» **WHAT YOU WILL DO**:
When you give the entries again, keep every word as it stands and drop the pictures.

(Collected data)
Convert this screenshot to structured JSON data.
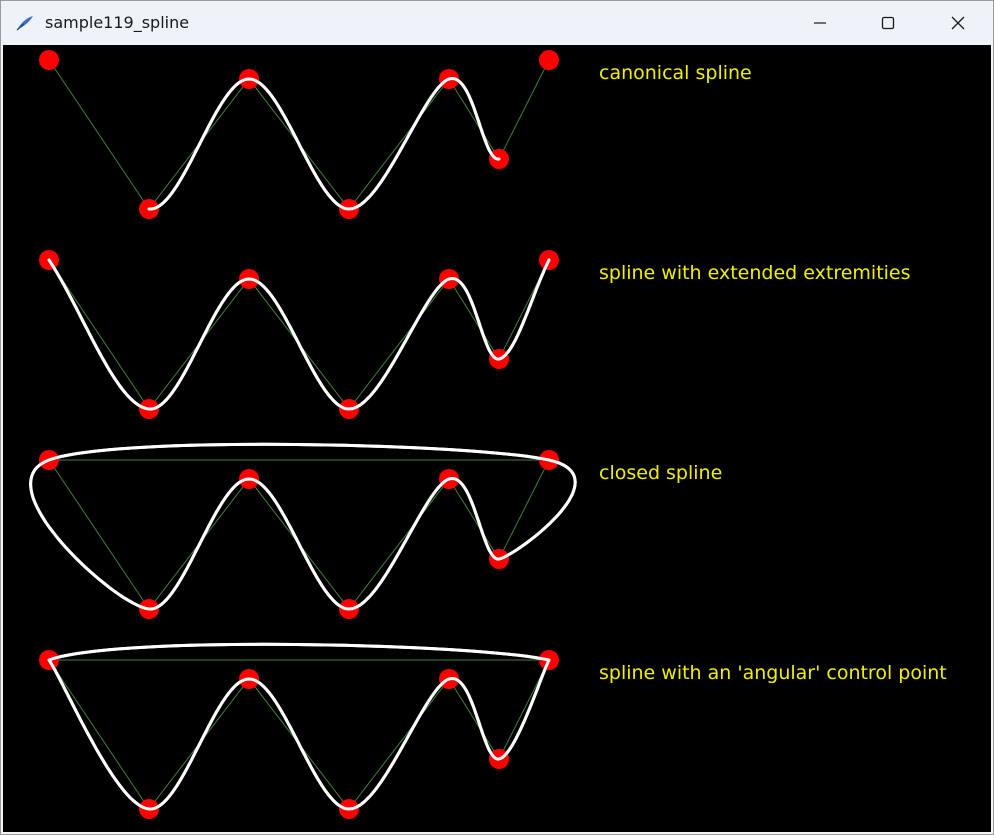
{
  "window": {
    "title": "sample119_spline",
    "icon": "feather-icon",
    "controls": [
      "minimize-icon",
      "maximize-icon",
      "close-icon"
    ]
  },
  "colors": {
    "background": "#000000",
    "control_point": "#ff0000",
    "spline": "#ffffff",
    "polygon": "#3f7f3f",
    "label": "#f2ef00"
  },
  "demos": [
    {
      "label": "canonical spline",
      "mode": "canonical"
    },
    {
      "label": "spline with extended extremities",
      "mode": "extended"
    },
    {
      "label": "closed spline",
      "mode": "closed"
    },
    {
      "label": "spline with an 'angular' control point",
      "mode": "angular"
    }
  ]
}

» **OUTPUT FOR THIS TASK**:
Convert this screenshot to structured JSON data.
{
  "window": {
    "title": "sample119_spline",
    "icon": "feather-icon",
    "controls": [
      "minimize-icon",
      "maximize-icon",
      "close-icon"
    ]
  },
  "colors": {
    "background": "#000000",
    "control_point": "#ff0000",
    "spline": "#ffffff",
    "polygon": "#3f7f3f",
    "label": "#f2ef00"
  },
  "demos": [
    {
      "label": "canonical spline",
      "mode": "canonical"
    },
    {
      "label": "spline with extended extremities",
      "mode": "extended"
    },
    {
      "label": "closed spline",
      "mode": "closed"
    },
    {
      "label": "spline with an 'angular' control point",
      "mode": "angular"
    }
  ]
}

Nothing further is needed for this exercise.